Symptoms of rotavirus in cats are similar to those that accompany many intestinal viral and bacterial infections. Depending on the health of the cat, Rotavirus has the potential to be serious, so the cat should be evaluated by a veterinarian. The symptoms that are usually present are as follows:

  • Watery diarrhea 
  • Mucous in the feces 
  • Low-grade fever 
  • Nausea 
  • Vomiting 
  • Poor appetite 
  • Low energy

Causes of Rotavirus Infection in Cats

The ultimate cause of intestinal viral infection is the transmission of the infecting rotavirus from one animal to another through ingestion of contaminated feces or other bodily fluids. It must be noted that cats may be asymptomatic, but still be carriers of the virus. The following conditions make viral infection more likely. 

  • Kittens are more susceptible than adult cats
  • Immune system deficiencies
  • Pre-existing health conditions, including infection by other viruses
  • Unclean living conditions 
  • Overcrowding
  • Contact with stray cats

Diagnosis of Rotavirus Infection in Cats

It is likely that your vet’s main aim in diagnosis will be to determine if your cat has a more serious virus such as the feline leukemia virus, or a parasitic worm infection such as hookworm or roundworm.

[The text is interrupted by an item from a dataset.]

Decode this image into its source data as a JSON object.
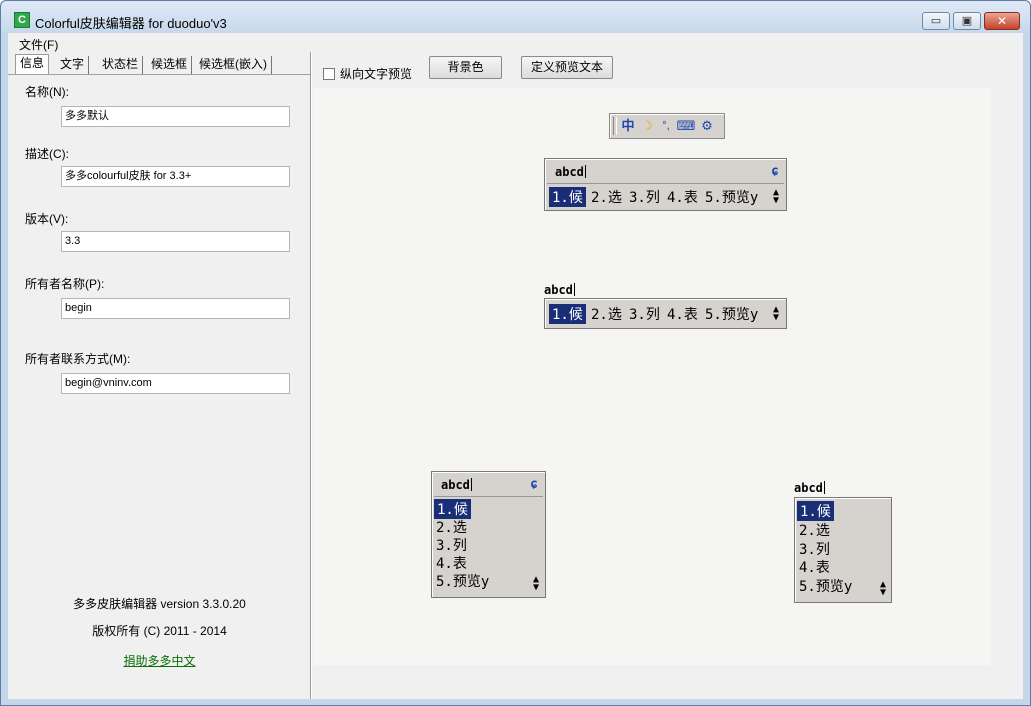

In all likelihood, after listening to your report of observed symptoms and a thorough physical examination, in cases that are accompanied by only mild diarrhea and vomiting, the veterinarian will diagnose rotavirus infection by a process of elimination, determining that your cat has “a stomach bug.” It is possible, however, for a veterinarian to choose to examine a fecal sample under an electron microscope to make a definitive diagnosis.

Treatment of Rotavirus Infection in Cats

Rotavirus cannot be killed or cured. It is, however, self-limiting, meaning that it will eventually “run its course.” Consequently, any treatment addresses only the common symptoms of diarrhea and vomiting rather than being able to treat the underlying viral cause. The following treatments are often employed:

  • Increased fluid intake, usually oral, but sometimes intravenously or subcutaneously
  • Electrolyte replacement, usually oral but sometimes intravenously or subcutaneously 
  • Food may be withheld for a time to help lessen the amount of diarrhea and gastrointestinal discomfort

Recovery of Rotavirus Infection in Cats

If a cat remains hydrated or can be rehydrated, cases of rotavirus infection in an otherwise healthy cat will likely resolve itself within 48 hours. Most cases are quite mild and merely result in a couple of uncomfortable days for your cat. Recovery will likely be more difficult for kittens, elderly cats, and especially for cats that live with underlying health conditions that result in a compromised immune system. These cats will need your veterinarian’s help to recover.

A cat that is experiencing a rotavirus infection or any other health condition that causes diarrhea and vomiting must be isolated from other cats, other pets, and from small children as a precaution. The cat will need plenty of rest, fluids, and easy access to a litter box. It is important that the litter box be kept as clean as possible to help prevent the spread of the virus. An infected cat needs to have its own litter box that is not being used by any other cats.